ASSIGNMENT:
Each entry has to be copied exactly, with nothing missed.

SOURCE RECORDS:
• • • •
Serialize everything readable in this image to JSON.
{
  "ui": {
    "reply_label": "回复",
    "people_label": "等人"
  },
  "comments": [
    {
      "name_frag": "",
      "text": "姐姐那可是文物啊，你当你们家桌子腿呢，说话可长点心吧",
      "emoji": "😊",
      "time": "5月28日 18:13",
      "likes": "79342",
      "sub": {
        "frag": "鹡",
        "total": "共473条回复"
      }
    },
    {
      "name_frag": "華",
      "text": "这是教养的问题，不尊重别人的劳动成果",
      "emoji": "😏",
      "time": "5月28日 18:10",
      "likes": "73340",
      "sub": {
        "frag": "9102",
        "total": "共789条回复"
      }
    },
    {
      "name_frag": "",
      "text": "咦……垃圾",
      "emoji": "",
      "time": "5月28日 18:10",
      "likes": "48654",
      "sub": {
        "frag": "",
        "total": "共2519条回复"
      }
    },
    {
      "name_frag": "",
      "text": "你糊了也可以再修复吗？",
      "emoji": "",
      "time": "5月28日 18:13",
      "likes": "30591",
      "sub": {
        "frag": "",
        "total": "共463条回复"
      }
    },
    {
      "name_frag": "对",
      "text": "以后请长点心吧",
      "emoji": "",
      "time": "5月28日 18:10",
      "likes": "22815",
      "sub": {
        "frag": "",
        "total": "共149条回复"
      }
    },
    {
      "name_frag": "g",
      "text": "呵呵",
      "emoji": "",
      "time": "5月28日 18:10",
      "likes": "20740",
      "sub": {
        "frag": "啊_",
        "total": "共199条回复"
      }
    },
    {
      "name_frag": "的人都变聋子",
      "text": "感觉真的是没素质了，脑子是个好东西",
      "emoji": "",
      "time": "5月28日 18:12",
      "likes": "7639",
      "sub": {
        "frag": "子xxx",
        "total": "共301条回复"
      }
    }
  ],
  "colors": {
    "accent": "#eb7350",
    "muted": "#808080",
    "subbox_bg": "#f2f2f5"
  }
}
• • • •
RESPONSE BOX:
Serialize everything readable in this image to JSON.
{
  "ui": {
    "reply_label": "回复",
    "people_label": "等人"
  },
  "comments": [
    {
      "name_frag": "",
      "text": "姐姐那可是文物啊，你当你们家桌子腿呢，说话可长点心吧",
      "emoji": "😊",
      "time": "5月28日 18:13",
      "likes": "79342",
      "sub": {
        "frag": "鹡",
        "total": "共473条回复"
      }
    },
    {
      "name_frag": "華",
      "text": "这是教养的问题，不尊重别人的劳动成果",
      "emoji": "😏",
      "time": "5月28日 18:10",
      "likes": "73340",
      "sub": {
        "frag": "9102",
        "total": "共789条回复"
      }
    },
    {
      "name_frag": "",
      "text": "咦……垃圾",
      "emoji": "",
      "time": "5月28日 18:10",
      "likes": "48654",
      "sub": {
        "frag": "",
        "total": "共2519条回复"
      }
    },
    {
      "name_frag": "",
      "text": "你糊了也可以再修复吗？",
      "emoji": "",
      "time": "5月28日 18:13",
      "likes": "30591",
      "sub": {
        "frag": "",
        "total": "共463条回复"
      }
    },
    {
      "name_frag": "对",
      "text": "以后请长点心吧",
      "emoji": "",
      "time": "5月28日 18:10",
      "likes": "22815",
      "sub": {
        "frag": "",
        "total": "共149条回复"
      }
    },
    {
      "name_frag": "g",
      "text": "呵呵",
      "emoji": "",
      "time": "5月28日 18:10",
      "likes": "20740",
      "sub": {
        "frag": "啊_",
        "total": "共199条回复"
      }
    },
    {
      "name_frag": "的人都变聋子",
      "text": "感觉真的是没素质了，脑子是个好东西",
      "emoji": "",
      "time": "5月28日 18:12",
      "likes": "7639",
      "sub": {
        "frag": "子xxx",
        "total": "共301条回复"
      }
    }
  ],
  "colors": {
    "accent": "#eb7350",
    "muted": "#808080",
    "subbox_bg": "#f2f2f5"
  }
}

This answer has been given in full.